One Step at a Time
by Melanie Davis, PhD
You may have crossed sexual intimacy off your priority list when you found out you had cancer. If you’re in active treatment, you may not feel like being sexual in the same ways you were before diagnosis. After treatment, sex may still seem unappealing or even painful. This is all normal. But if you’re ready to bring sexual intimacy back into your life, you can work through the challenges – one small step at a time.
Cancer Is a Family Affair
by O.J. Sahler, MD
A diagnosis of childhood cancer is the beginning of major changes in how a family operates. Fear and anxiety about the child’s type of cancer and whether effective treatments are available, trips to the cancer center for treatment, and recurrent periods when the child just doesn’t feel well not only take the parents’ time but can also sap their energy and emotional reserves. In addition, parents have to make decisions about how to maintain health insurance and provide for their family’s living expenses.
The Importance of Social Support during Cancer
by Barbara L. Andersen, PhD
Having cancer can be an isolating experience. But during this time, social support is very important. The challenge for you is to figure out what type of support you need, from whom to get it, and how long you will need the support. For people with many social connections, friends and family are good resources with which to begin.
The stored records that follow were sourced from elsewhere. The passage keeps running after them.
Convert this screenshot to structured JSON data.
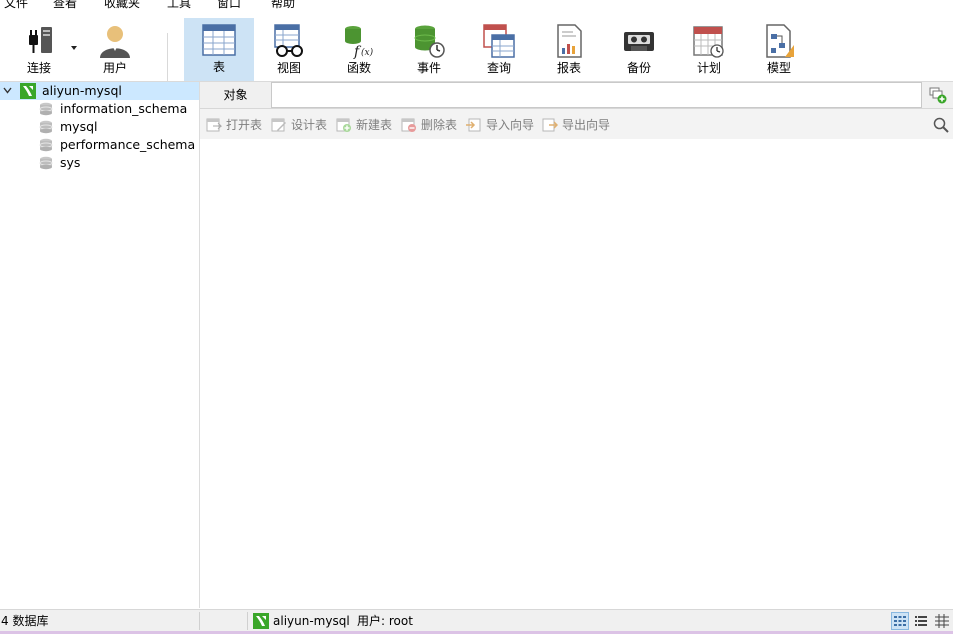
{
  "menu": [
    "文件",
    "查看",
    "收藏夹",
    "工具",
    "窗口",
    "帮助"
  ],
  "toolbar": {
    "connect": "连接",
    "user": "用户",
    "table": "表",
    "view": "视图",
    "function": "函数",
    "event": "事件",
    "query": "查询",
    "report": "报表",
    "backup": "备份",
    "schedule": "计划",
    "model": "模型"
  },
  "tree": {
    "connection": "aliyun-mysql",
    "databases": [
      "information_schema",
      "mysql",
      "performance_schema",
      "sys"
    ]
  },
  "objects": {
    "tab_label": "对象",
    "actions": [
      "打开表",
      "设计表",
      "新建表",
      "删除表",
      "导入向导",
      "导出向导"
    ]
  },
  "status": {
    "db_count": "4 数据库",
    "connection": "aliyun-mysql",
    "user": "用户: root"
  },
  "colors": {
    "accent_selected": "#cde3f5",
    "tree_selected": "#cce8ff",
    "navicat_green": "#3aa629"
  }
}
For those with few relationships, healthcare professionals, peers, and other cancer survivors may instead provide solace and support.